Cambridge Law Faculty ranked second in the UK for research quality

Research Excellence Framework: Strength and Depth in LawThe Cambridge Faculty of Law welcomes the strong recognition given to the quality of its research in the latest Research Excellence Framework (REF). Our performance ranked second overall, whether our very high grade point average is assessed in the light of the absolute size of our submission, or when assessing research intensity by reference to the exceptionally high proportion of staff (nearly all) we submitted. This reflects the outstanding strength and depth in research in Law at Cambridge.

More than four out of five submissions from the Law Faculty and Institute of Criminology were rated 'world leading' or 'internationally excellent', demonstrating our global strength in research across these fields. Our Impact Case Studies, which show the impact of our research on public life, were also considered to be very strong. One of these studies was Professor Alison Liebling’s research on Measuring Quality of Prison Life, which has been adopted by the National Offender Management Service in performance and audit measurement of all prison establishments in England and Wales, and which has influenced the development of HM Prison Service measures linked to a reduction in suicides in prisons. Another was research led by Professor Sir Bob Hepple that underpinned the Equality Act 2010 and reshaped the UK equality and diversity landscape.

Our research continues to have impact in the period since the REF submission. For example, our work is shaping the important debate on energy policy.

Reflecting on the REF results, Eilís Ferran, the Chair of the Faculty, said: "We are very pleased to have achieved such an excellent result whilst remaining true to our strategic objectives of being a law school that values a plurality of research interests, styles and methodologies, and where world class research ambitions and exceptional teaching go hand in hand. It is possible to interpret the REF data in different ways, but for us it is especially pleasing to be in the top two law schools in the country, along with the London School of Economics, on the basis of performance relative to the proportion of staff submitted.

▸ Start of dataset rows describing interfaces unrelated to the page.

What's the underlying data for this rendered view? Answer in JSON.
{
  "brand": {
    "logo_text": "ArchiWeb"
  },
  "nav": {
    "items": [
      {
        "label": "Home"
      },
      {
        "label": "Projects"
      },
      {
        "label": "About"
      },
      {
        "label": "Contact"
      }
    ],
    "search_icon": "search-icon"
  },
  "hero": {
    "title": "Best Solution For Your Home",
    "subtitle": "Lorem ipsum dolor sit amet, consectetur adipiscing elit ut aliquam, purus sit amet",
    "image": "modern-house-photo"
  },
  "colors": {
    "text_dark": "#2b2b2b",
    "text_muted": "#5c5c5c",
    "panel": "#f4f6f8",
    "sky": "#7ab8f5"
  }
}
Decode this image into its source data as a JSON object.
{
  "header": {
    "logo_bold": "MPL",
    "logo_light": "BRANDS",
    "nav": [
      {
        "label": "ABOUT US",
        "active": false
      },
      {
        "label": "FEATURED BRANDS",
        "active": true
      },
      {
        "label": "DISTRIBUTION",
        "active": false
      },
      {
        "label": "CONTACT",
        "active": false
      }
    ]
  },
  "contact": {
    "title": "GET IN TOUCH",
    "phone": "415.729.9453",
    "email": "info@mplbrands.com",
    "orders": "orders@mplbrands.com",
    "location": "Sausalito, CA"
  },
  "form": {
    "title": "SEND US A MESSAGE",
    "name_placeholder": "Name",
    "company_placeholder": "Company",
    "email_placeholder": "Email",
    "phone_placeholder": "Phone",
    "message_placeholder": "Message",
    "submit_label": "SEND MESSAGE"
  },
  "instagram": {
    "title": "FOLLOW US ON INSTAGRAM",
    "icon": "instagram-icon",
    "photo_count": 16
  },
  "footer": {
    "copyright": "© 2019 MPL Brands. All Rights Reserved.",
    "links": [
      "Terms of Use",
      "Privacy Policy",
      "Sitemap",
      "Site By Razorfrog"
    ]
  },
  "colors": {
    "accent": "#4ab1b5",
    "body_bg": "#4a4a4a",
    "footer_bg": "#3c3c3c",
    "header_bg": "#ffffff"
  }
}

We are also in the top two, with Oxford, on the basis of the size of our submission, but the proportionality measure gives the best indication of the depth and consistency of research excellence across the Faculty".